Some of the common maintenance tasks also include dealing with bridges or smaller structures that use timber as a structural component.

Renting Your Hi-Rail Equipment from McClain and Co.

The Advantages of Renting Hi-Rail Trucks from McClain and Co.

Hi-rail trucks and equipment are great demand throughout the United States, which is understandable when one considers that there are over 140,000 route miles of rails in in our railway transport system. Add to that all the thousands of railroad bridges that span canyons, roadways, and waterways and it is easy to appreciate the scope of work required to inspect and maintain it all.

The Federal Railroad Administration provides the following data on the significance of our railways,

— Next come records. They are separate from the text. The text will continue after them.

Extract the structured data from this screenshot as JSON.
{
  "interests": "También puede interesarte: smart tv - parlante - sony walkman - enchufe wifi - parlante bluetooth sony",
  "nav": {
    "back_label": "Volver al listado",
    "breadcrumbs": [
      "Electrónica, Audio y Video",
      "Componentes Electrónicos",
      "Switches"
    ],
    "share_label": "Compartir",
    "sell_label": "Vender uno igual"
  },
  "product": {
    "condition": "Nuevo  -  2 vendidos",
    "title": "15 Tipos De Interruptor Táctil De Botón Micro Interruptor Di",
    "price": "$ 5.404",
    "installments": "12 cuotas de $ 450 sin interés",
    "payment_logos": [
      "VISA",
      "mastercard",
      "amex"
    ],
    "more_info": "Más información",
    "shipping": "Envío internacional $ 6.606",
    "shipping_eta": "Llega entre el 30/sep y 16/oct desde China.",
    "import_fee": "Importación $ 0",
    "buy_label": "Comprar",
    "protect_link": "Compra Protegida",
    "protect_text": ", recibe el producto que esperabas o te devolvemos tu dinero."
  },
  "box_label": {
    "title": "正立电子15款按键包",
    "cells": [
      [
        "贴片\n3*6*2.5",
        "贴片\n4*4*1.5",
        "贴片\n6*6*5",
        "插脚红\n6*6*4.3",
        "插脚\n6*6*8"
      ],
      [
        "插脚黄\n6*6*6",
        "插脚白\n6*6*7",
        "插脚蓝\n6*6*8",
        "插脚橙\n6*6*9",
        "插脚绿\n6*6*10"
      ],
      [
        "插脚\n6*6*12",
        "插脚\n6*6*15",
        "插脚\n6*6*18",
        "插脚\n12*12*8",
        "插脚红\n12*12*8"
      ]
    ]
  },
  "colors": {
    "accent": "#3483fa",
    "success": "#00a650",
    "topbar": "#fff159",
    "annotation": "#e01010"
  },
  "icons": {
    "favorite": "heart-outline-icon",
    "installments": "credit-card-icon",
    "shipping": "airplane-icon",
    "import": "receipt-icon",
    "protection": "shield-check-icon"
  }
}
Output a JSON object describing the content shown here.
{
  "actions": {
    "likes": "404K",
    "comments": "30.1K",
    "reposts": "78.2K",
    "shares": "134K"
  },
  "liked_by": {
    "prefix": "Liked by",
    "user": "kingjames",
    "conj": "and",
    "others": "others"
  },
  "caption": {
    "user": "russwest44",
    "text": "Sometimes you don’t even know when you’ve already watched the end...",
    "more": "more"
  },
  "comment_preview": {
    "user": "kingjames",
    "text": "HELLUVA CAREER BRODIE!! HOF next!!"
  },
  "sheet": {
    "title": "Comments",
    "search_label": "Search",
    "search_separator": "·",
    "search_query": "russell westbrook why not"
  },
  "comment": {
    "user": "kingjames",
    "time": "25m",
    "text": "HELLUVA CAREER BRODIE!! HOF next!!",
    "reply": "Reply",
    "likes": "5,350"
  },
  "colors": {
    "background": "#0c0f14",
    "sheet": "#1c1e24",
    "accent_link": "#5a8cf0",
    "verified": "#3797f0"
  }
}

“The U.S. freight rail network is widely considered the largest, safest, and most cost-efficient freight system in the world. The nearly $80-billion freight rail industry is operated by seven Class I railroads (railroads with operating revenues of $490 million or more) and 22 regional and 584 local/short line railroads. It provides more than 167,000 jobs across the United States and offers ancillary benefits that other modes of transportation cannot, including reductions in road congestion, highway fatalities, fuel consumption, greenhouse gases, cost of logistics, and public infrastructure maintenance costs.”

Unlike roadways, the nation’s freight railroads are owned by private organizations that are responsible for their own maintenance and improvement projects. In addition, railroad owners invest one of the highest percentages of revenues compared with other major modes of transportation to maintain their system.

According to the Association of American Railroads (AAR),

“To the trained eye of railroad bridge safety experts, each bridge is amazingly complex. Of the more than 61,000 Class I railroad bridges in the United States, each one has a unique history, is tasked with supporting a unique pattern of rail traffic and must ensure safe and smooth travel for passengers and freight.”

They also point out that, regular inspection of railroad bridges contributes more to the ability to safely carry trains than any other component of bridge maintenance and that trained experts inspect railroad bridges at least once a year.

This means that overhead and under bridge access must somehow be gained from the bridge deck, which is why specialized bridge inspection vehicles such as hi-rail bucket trucks are typically used.

Safety, reliability, and affordability are key requirements for renting hi-rail truck. Whether the need is for annual inspections, routine rail or bridge maintenance, or periodic repairs, it is critical for railroads and workers to have a reputable and knowledgeable source for hi-rail equipment rental.

And the team at McClain and Company wants to be that source.

McClain and Company for the Best in Hi-Rail Truck Rentals

When it comes to renting hi-rail trucks, the team at McClain and Company works hard to deliver the absolute best in both hi-rail rental equipment and customer service.

And, in addition to our great selection of Hi-Rail Equipment rentals, McClain also has a wide variety of other Utility and Aerial Equipment rentals as well as other related services.

If you have questions about our hi-rail truck rentals or any of our other equipment rental services  – or simply want to learn more about Hi-Rail trucks – you can contact McClain and Company by calling us at 1.888.889.1284 or emailing us at [email protected].